“Sorry, darling,” he said. “My key doesn’t seem to work.”
“Why should it? Look, whatever it is you’re selling, I’m not interested.” Mrs Fliss tried to close the door but, laughing the man, pushed his way in. His puckered lips aimed for her cheek but she dodged them just in time.
“I’ve always loved you for your sense of humour,” the man laughed. He dropped his briefcase at the foot of the stairs and, loosening his spotted tie, headed for the living room.
“Excuse me!” Mrs Fliss scuttled after him. “What the hell do you think you’re doing?”
The man was on the sofa, kicking off his shoes. “What’s it look like I’m doing?”
“It looks like you’re making yourself at home on my sofa; that’s what it looks like.”
“No flies on you, Susan.”
Mrs Fliss bristled. “How did you know my name?”
“Any tea going?” the man sat back. He aimed the remote at the television.

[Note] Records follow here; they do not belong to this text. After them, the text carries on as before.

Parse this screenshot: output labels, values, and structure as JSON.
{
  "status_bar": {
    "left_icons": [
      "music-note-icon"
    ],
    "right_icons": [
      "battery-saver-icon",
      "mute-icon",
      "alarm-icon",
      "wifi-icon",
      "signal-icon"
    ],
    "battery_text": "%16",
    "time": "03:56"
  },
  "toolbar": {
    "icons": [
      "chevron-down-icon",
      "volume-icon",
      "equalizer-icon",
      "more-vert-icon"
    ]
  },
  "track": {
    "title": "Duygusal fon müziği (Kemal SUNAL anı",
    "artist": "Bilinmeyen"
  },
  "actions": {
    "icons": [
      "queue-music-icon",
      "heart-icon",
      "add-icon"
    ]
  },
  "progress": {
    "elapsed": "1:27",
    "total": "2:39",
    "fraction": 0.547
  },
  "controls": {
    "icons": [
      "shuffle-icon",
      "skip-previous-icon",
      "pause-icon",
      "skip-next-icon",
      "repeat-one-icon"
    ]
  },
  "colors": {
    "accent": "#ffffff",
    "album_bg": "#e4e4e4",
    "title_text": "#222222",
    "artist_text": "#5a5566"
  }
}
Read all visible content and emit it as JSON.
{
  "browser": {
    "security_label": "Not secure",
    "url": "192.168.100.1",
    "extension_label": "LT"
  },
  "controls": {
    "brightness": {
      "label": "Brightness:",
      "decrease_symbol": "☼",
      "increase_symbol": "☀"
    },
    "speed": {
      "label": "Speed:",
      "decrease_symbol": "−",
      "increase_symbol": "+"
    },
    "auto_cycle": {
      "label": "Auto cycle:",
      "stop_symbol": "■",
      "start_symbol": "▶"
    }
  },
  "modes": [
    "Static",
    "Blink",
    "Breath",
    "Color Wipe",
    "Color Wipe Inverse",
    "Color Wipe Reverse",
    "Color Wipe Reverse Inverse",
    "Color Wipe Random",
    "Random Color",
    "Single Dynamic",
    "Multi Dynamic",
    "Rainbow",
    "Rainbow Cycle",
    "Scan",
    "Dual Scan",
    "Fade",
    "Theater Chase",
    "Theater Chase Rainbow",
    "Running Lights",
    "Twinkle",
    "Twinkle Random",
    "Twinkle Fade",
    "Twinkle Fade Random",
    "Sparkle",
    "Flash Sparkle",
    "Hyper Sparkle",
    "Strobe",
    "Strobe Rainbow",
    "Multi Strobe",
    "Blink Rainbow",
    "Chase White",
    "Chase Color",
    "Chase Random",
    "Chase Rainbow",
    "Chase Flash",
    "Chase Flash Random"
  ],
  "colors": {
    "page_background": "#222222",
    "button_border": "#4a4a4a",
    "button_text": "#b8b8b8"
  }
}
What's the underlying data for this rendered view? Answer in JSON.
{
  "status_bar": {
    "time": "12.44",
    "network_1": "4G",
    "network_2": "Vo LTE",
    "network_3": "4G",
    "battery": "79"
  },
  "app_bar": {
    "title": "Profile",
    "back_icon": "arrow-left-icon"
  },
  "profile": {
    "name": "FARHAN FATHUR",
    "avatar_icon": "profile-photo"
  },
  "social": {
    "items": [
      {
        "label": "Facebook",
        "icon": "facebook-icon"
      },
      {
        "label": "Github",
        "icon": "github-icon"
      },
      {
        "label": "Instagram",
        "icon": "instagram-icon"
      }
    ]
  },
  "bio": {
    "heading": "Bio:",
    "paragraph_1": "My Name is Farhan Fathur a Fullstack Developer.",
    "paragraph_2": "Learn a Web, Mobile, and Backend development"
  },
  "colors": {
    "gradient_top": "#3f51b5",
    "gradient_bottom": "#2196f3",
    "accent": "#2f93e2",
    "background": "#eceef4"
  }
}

“Get out of my house,” Mrs Fliss growled. “Or I’m calling the police.”
The man turned up the volume. On screen, a green triangle moved along a row of rectangles.
Then, he pressed ‘mute’ and a graphic showing a loudspeaker with a line through it appeared.
“Oh, god. I’m so sorry. It’s happened again, hasn’t it?” He fumbled his shoes back on and hurried from the house. He left the front door open behind him and ran down the path.
By the time Mrs Fliss got to the doorstep, he was gone. She closed the door. It was only then she realised he had left behind his briefcase.
“Oh,” she said. She stood looking at it, chewing her lip, and deciding what to do. Perhaps there would be something in it that said who he was. Perhaps she’d be able to phone him to tell him he’d left it…
The briefcase was stuffed with files. Mrs Fliss looked at the first page of the first folder:
ROBERT FLISS – Slipping between universes, a scientific proposal.
She flicked through the papers and could make neither head nor tail of the diagrams and endlessly complex mathematical calculations. She was still poring over the folders when a key turned in the lock and her husband let himself in.
“Hello, darling,” he said, loosening his spotted tie. “I’m home.”